Makes Kids Do Well in School?
Your Kids Test their Best
Happened at School Today by Dr. Judi Craig
Enjoy Your Middle-Schooler
A HANDLE ON HOMEWORK HASSLES
adapted from What Happened at School Today
by Dr. Judi Craig
For many parents—as well as children-- the homework issue is
a real source of stress. As Dr. Judi Craig comments in her book What
Happened at School Today (Hearst Books), parents and children alike
find themselves “hassled, upset, worried, defeated, or downright
angry because of it.” And given the current efforts to raise
school standards nationwide, we can all accept our kids to be doing
even more homework in the future.
HOW PARENTS CAN HELP
For most parents the big questions are: Is homework getting done properly?
and How much should I help?
A lot depends on the age of your child. Children in Kindergarten through
third grade need a parent to be “around” and to step in
if necessary. While some kids like to work alone, others prefer the
“quiet presence” of someone else.
Young children especially seem to want help with homework and at the
same time they want to do it themselves. When you respond to requests
for help, kids may lash out because they feel they’re not in
control of their own work. But don’t get upset when they resist
your suggestions or criticisms.
Older children may not want parents around, but they may need your
help in organizing their assignments and breaking work down into manageable
Research has shown that children who do the best in school have parents
who show interest in their kids’ work. But when you constantly
hover or take over assignments, kids start to feel as if whatever
they do isn’t good enough. We need to find the balance between
providing help and making children work entirely on their own.
Here are some suggestions.
- When children
ask for help, remind yourself that the purpose of homework is to help
them develop good study habits, marshal resources and feel competent
that they can work on their own. Parents’ help should promote

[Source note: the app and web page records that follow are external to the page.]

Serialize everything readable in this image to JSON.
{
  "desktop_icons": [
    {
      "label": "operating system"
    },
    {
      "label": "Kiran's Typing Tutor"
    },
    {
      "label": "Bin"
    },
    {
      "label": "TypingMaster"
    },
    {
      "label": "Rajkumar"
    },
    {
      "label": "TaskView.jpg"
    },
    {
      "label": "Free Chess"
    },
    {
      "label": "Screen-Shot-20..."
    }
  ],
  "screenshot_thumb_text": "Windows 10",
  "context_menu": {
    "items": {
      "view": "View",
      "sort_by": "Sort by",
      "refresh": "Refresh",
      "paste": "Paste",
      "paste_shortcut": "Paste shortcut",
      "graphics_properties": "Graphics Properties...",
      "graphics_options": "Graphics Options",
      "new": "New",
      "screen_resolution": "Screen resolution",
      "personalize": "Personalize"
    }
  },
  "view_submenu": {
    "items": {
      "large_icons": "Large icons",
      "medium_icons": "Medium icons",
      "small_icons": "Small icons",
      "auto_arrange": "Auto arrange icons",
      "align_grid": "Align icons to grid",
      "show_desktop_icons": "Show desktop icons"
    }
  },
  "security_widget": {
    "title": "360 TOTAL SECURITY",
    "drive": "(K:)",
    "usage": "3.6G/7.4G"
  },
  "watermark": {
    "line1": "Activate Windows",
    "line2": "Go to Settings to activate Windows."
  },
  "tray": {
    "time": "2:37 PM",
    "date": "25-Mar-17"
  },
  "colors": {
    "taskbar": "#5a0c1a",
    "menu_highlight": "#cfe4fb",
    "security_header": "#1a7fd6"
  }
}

confidence rather than make kids feel less good about themselves.
- Think of
yourself as a homework coach. Help children interpret instructions
and get off on the right track. Then back off and let them do the
assignment themselves. Encourage kids to discover answers on their
own. Ask your child: “What do you think you should do next?”
- Look over
an assignment if you are asked. Point out items that are wrong, but
let the child decide whether to correct them. Says Dr. Craig: “This
policy makes it clear that homework is your child’s responsibility
and is less likely to create power struggles…than if you demand
that he redo the incorrect work.”
- If kids
lose or forget homework assignments, they may need help getting organized.
If they constantly say they have no homework, find out from the teacher
or other parents if this is true. If it is not, ask yourself: Does
she feel unable to do the work? Is he rebelling for another reason?
- Try to
resist the last minute bailout. The major science project that is
due tomorrow, but not yet started. Sometimes it is better to experience
the consequences of not completing an assignment. But if you step
in, be aware that while your child may get a better grade, he or she
is not learning to take responsibility. Afterwards, talk about planning
skills and ask: How can you avoid this problem next time?
feel like you have to know everything. As Jane M. Healy, Ph.D. says:
“Admitting your confusion…may be the best teaching you
can do. Even if you don’t get the answer, you are working together
to solve a problem and that is the basis for the most lasting learning.”
from Work & Family Life newsletter, edited by Susan Ginsberg)